Animal rights groups have slammed the decision. The White House says it has not yet finalised allowing trophy hunters in Zimbabwe and Zambia to bring the endangered animals home as trophies.

A bird flies over a family of elephants walking in the Amboseli National Park, southeast of Kenya's capital Nairobi. April 25, 2016.
A bird flies over a family of elephants walking in the Amboseli National Park, southeast of Kenya's capital Nairobi. April 25, 2016. (Reuters)

The administration of US President Donald Trump faced a barrage of criticism on Thursday from animal rights groups after it authorised the import of Zimbabwean elephant hunting trophies.

The US Fish and Wildlife Service said in a written notice issued on Thursday that permitting elephants from Zimbabwe and Zambia to be brought back as trophies will raise money for conservation programmes. 

A licenced two-week African elephant hunt can cost more than $50,000 per person, not including airfare, according to advertised rates.

The change marks a shift in efforts to stop the importation of elephant tusks and hides, overriding a 2014 ban imposed by the Obama administration. 

The new policy applies to the remains of African elephants killed between January 2016 and December 2018.

"Legal, well-regulated sport hunting as part of a sound management program can benefit certain species by providing incentives to local communities to conserve those species and by putting much-needed revenue back into conservation," the agency said in a statement.

Outrage over move

Animal rights activists and environmental groups expressed scepticism on Thursday that killing elephants could help save them. 

Wayne Pacelle, the president and CEO of The Humane Society of the US, said the policy change sends the wrong signal amid international efforts to curb illegal poaching.

"What kind of message does it send to say to the world that poor Africans who are struggling to survive cannot kill elephants in order to use or sell their parts to make a living, but that it's just fine for rich Americans to slay the beasts for their tusks to keep as trophies?" Pacelle asked.

But the move was quickly praised by groups that champion big-game trophy hunting, including Safari Club International and the lobbying arm of the National Rifle Association.

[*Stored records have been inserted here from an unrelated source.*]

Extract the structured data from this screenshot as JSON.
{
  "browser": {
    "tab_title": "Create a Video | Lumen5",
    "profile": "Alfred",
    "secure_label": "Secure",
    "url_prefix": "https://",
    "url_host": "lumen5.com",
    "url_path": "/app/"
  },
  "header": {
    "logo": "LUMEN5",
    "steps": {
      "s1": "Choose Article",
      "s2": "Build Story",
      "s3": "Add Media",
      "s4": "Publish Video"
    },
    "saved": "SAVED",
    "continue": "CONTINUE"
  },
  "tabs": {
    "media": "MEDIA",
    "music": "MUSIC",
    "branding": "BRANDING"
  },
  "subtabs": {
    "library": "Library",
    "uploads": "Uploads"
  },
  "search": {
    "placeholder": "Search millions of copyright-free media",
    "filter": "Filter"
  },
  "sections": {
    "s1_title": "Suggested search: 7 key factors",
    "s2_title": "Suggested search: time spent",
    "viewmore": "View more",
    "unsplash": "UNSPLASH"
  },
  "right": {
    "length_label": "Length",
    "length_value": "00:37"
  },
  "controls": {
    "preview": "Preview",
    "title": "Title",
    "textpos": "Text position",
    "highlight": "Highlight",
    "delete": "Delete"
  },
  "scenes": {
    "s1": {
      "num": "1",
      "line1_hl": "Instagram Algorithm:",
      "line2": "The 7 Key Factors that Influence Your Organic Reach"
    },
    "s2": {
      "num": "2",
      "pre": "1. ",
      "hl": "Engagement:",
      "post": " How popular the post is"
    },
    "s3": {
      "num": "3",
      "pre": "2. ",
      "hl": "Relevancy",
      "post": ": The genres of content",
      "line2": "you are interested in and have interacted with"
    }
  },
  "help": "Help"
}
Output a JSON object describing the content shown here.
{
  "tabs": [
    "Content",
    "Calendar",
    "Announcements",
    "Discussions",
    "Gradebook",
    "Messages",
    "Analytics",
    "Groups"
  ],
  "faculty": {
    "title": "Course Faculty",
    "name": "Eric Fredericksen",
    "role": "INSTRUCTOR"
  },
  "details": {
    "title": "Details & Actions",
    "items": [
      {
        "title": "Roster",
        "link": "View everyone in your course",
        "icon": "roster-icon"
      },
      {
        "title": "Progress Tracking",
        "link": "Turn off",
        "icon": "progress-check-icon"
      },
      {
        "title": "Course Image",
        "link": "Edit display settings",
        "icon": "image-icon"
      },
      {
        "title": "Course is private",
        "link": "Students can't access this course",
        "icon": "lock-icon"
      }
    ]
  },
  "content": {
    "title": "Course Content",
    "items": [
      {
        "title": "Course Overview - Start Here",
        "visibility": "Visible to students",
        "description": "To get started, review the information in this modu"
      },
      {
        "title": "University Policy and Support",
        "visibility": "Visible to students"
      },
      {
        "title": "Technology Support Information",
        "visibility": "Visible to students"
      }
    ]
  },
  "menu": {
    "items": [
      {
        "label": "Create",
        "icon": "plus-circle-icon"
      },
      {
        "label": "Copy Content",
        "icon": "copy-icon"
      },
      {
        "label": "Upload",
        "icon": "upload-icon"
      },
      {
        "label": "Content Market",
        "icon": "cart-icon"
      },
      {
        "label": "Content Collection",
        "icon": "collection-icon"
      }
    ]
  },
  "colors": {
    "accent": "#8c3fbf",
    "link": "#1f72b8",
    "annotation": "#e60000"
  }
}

The two groups had sued to challenge the ban in court.

Chris Cox, executive director of the National Rifle Association's Institute for Legislative Action, called the action "a significant step forward in having hunting receive the recognition it deserves as a tool of sound wildlife management, which had been all but buried in the previous administration."

Cox said, "By lifting the import ban on elephant trophies in Zimbabwe and Zambia the Trump administration underscored, once again, the importance of sound scientific wildlife management and regulated hunting to the survival and enhancement of game species in this country and worldwide."

Trump's hunter sons

President Donald Trump's two adult sons are avid trophy hunters. 

A photo of Donald Trump Jr holding a knife and the bloody severed tail of an elephant he reportedly killed in Zimbabwe in 2011 also sparked outrage among animal rights activists. 

White House spokeswoman Sarah Huckabee Sanders on Thursday referred questions about the policy change to the Fish and Wildlife Service, saying no announcement had yet been "finalised." 

The agency said the formal announcement of the policy will be published in the Federal Register on Friday.

Illegal poaching

The world's largest land mammal, the African elephant has been classified as threatened under the US Endangered Species Act since 1979.

Illicit demand for elephant ivory has led to devastating losses from illegal poaching as the natural habitat available for the animals to roam has also dwindled by more than half. 

As a result, the number of African elephants has shrunk from about five million a century ago to about 400,000 remaining. And that number continues to decline each year.

According to the United Nations, as many as 100,000 African elephants were killed between 2010 and 2012. For forest elephants, the population declined by an estimated 62 percent between 2002 and 2011.

Source: TRTWorld and agencies